**What you are asked to do**
Reproduce all records exactly.

**Dataset excerpts**
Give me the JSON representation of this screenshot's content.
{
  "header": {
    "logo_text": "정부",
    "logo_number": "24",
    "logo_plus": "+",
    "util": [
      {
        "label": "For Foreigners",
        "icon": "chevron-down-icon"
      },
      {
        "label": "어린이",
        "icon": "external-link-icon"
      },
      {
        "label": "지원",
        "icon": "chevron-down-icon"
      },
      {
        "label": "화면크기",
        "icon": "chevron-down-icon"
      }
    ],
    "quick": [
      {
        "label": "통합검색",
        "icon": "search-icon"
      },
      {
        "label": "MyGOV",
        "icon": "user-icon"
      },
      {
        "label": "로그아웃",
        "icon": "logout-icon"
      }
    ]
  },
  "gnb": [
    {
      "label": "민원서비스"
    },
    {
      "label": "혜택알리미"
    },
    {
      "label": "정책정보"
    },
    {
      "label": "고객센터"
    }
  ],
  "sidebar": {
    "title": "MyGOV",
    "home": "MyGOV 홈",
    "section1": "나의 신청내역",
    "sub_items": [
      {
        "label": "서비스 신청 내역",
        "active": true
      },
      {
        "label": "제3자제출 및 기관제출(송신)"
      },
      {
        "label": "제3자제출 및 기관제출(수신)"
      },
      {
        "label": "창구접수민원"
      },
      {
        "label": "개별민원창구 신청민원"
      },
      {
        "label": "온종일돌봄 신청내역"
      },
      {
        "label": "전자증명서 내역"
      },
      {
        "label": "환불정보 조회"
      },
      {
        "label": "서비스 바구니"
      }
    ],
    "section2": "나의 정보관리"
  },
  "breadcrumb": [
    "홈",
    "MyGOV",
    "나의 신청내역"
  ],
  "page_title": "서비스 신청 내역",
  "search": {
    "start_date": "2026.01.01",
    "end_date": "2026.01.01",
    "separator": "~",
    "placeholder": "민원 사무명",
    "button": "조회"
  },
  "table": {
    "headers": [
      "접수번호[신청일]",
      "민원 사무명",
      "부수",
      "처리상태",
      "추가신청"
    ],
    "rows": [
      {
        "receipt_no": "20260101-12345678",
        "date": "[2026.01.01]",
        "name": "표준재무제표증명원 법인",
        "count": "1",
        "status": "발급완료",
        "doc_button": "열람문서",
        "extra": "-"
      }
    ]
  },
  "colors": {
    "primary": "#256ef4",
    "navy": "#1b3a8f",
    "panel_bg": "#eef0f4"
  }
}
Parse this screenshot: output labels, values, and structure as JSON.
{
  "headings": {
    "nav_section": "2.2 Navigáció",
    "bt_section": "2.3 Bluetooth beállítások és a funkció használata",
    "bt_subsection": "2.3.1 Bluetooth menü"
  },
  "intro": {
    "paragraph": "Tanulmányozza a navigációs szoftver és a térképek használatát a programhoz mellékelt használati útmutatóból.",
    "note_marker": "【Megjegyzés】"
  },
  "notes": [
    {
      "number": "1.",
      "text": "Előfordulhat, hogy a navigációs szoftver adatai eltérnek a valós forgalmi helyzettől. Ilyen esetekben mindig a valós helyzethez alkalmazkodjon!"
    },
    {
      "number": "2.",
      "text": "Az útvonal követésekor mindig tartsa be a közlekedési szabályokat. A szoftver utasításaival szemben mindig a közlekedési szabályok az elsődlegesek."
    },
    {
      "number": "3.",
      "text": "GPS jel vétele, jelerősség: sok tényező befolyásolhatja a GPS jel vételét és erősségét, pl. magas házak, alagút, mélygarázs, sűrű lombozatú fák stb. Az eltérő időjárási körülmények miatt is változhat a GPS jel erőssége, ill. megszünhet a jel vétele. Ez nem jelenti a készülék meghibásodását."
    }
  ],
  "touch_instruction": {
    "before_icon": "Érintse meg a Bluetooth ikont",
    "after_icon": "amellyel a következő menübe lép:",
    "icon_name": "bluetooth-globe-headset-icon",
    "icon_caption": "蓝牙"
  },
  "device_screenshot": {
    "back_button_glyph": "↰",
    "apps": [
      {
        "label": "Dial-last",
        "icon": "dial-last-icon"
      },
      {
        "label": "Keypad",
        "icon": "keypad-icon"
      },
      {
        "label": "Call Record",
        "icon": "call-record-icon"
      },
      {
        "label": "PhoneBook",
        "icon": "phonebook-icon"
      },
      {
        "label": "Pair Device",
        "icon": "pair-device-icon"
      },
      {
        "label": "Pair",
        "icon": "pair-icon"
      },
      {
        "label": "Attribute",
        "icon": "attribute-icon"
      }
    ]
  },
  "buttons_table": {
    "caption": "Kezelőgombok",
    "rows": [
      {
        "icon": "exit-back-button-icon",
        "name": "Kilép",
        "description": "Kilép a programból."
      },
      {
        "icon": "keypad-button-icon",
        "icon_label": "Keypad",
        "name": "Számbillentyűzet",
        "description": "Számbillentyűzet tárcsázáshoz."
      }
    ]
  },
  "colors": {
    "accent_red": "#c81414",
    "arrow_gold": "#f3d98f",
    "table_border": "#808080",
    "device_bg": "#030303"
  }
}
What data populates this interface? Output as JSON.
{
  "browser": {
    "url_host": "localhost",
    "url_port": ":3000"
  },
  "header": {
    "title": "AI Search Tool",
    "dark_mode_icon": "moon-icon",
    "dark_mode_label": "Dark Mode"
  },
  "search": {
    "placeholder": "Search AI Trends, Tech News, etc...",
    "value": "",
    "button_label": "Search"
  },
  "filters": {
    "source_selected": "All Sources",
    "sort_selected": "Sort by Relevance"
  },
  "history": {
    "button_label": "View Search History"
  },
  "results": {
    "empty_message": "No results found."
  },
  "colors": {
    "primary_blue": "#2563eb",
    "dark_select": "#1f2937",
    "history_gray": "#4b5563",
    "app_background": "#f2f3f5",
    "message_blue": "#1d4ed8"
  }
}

**Task response**
Give me the JSON representation of this screenshot's content.
{
  "header": {
    "logo_text": "정부",
    "logo_number": "24",
    "logo_plus": "+",
    "util": [
      {
        "label": "For Foreigners",
        "icon": "chevron-down-icon"
      },
      {
        "label": "어린이",
        "icon": "external-link-icon"
      },
      {
        "label": "지원",
        "icon": "chevron-down-icon"
      },
      {
        "label": "화면크기",
        "icon": "chevron-down-icon"
      }
    ],
    "quick": [
      {
        "label": "통합검색",
        "icon": "search-icon"
      },
      {
        "label": "MyGOV",
        "icon": "user-icon"
      },
      {
        "label": "로그아웃",
        "icon": "logout-icon"
      }
    ]
  },
  "gnb": [
    {
      "label": "민원서비스"
    },
    {
      "label": "혜택알리미"
    },
    {
      "label": "정책정보"
    },
    {
      "label": "고객센터"
    }
  ],
  "sidebar": {
    "title": "MyGOV",
    "home": "MyGOV 홈",
    "section1": "나의 신청내역",
    "sub_items": [
      {
        "label": "서비스 신청 내역",
        "active": true
      },
      {
        "label": "제3자제출 및 기관제출(송신)"
      },
      {
        "label": "제3자제출 및 기관제출(수신)"
      },
      {
        "label": "창구접수민원"
      },
      {
        "label": "개별민원창구 신청민원"
      },
      {
        "label": "온종일돌봄 신청내역"
      },
      {
        "label": "전자증명서 내역"
      },
      {
        "label": "환불정보 조회"
      },
      {
        "label": "서비스 바구니"
      }
    ],
    "section2": "나의 정보관리"
  },
  "breadcrumb": [
    "홈",
    "MyGOV",
    "나의 신청내역"
  ],
  "page_title": "서비스 신청 내역",
  "search": {
    "start_date": "2026.01.01",
    "end_date": "2026.01.01",
    "separator": "~",
    "placeholder": "민원 사무명",
    "button": "조회"
  },
  "table": {
    "headers": [
      "접수번호[신청일]",
      "민원 사무명",
      "부수",
      "처리상태",
      "추가신청"
    ],
    "rows": [
      {
        "receipt_no": "20260101-12345678",
        "date": "[2026.01.01]",
        "name": "표준재무제표증명원 법인",
        "count": "1",
        "status": "발급완료",
        "doc_button": "열람문서",
        "extra": "-"
      }
    ]
  },
  "colors": {
    "primary": "#256ef4",
    "navy": "#1b3a8f",
    "panel_bg": "#eef0f4"
  }
}
Parse this screenshot: output labels, values, and structure as JSON.
{
  "headings": {
    "nav_section": "2.2 Navigáció",
    "bt_section": "2.3 Bluetooth beállítások és a funkció használata",
    "bt_subsection": "2.3.1 Bluetooth menü"
  },
  "intro": {
    "paragraph": "Tanulmányozza a navigációs szoftver és a térképek használatát a programhoz mellékelt használati útmutatóból.",
    "note_marker": "【Megjegyzés】"
  },
  "notes": [
    {
      "number": "1.",
      "text": "Előfordulhat, hogy a navigációs szoftver adatai eltérnek a valós forgalmi helyzettől. Ilyen esetekben mindig a valós helyzethez alkalmazkodjon!"
    },
    {
      "number": "2.",
      "text": "Az útvonal követésekor mindig tartsa be a közlekedési szabályokat. A szoftver utasításaival szemben mindig a közlekedési szabályok az elsődlegesek."
    },
    {
      "number": "3.",
      "text": "GPS jel vétele, jelerősség: sok tényező befolyásolhatja a GPS jel vételét és erősségét, pl. magas házak, alagút, mélygarázs, sűrű lombozatú fák stb. Az eltérő időjárási körülmények miatt is változhat a GPS jel erőssége, ill. megszünhet a jel vétele. Ez nem jelenti a készülék meghibásodását."
    }
  ],
  "touch_instruction": {
    "before_icon": "Érintse meg a Bluetooth ikont",
    "after_icon": "amellyel a következő menübe lép:",
    "icon_name": "bluetooth-globe-headset-icon",
    "icon_caption": "蓝牙"
  },
  "device_screenshot": {
    "back_button_glyph": "↰",
    "apps": [
      {
        "label": "Dial-last",
        "icon": "dial-last-icon"
      },
      {
        "label": "Keypad",
        "icon": "keypad-icon"
      },
      {
        "label": "Call Record",
        "icon": "call-record-icon"
      },
      {
        "label": "PhoneBook",
        "icon": "phonebook-icon"
      },
      {
        "label": "Pair Device",
        "icon": "pair-device-icon"
      },
      {
        "label": "Pair",
        "icon": "pair-icon"
      },
      {
        "label": "Attribute",
        "icon": "attribute-icon"
      }
    ]
  },
  "buttons_table": {
    "caption": "Kezelőgombok",
    "rows": [
      {
        "icon": "exit-back-button-icon",
        "name": "Kilép",
        "description": "Kilép a programból."
      },
      {
        "icon": "keypad-button-icon",
        "icon_label": "Keypad",
        "name": "Számbillentyűzet",
        "description": "Számbillentyűzet tárcsázáshoz."
      }
    ]
  },
  "colors": {
    "accent_red": "#c81414",
    "arrow_gold": "#f3d98f",
    "table_border": "#808080",
    "device_bg": "#030303"
  }
}
What data populates this interface? Output as JSON.
{
  "browser": {
    "url_host": "localhost",
    "url_port": ":3000"
  },
  "header": {
    "title": "AI Search Tool",
    "dark_mode_icon": "moon-icon",
    "dark_mode_label": "Dark Mode"
  },
  "search": {
    "placeholder": "Search AI Trends, Tech News, etc...",
    "value": "",
    "button_label": "Search"
  },
  "filters": {
    "source_selected": "All Sources",
    "sort_selected": "Sort by Relevance"
  },
  "history": {
    "button_label": "View Search History"
  },
  "results": {
    "empty_message": "No results found."
  },
  "colors": {
    "primary_blue": "#2563eb",
    "dark_select": "#1f2937",
    "history_gray": "#4b5563",
    "app_background": "#f2f3f5",
    "message_blue": "#1d4ed8"
  }
}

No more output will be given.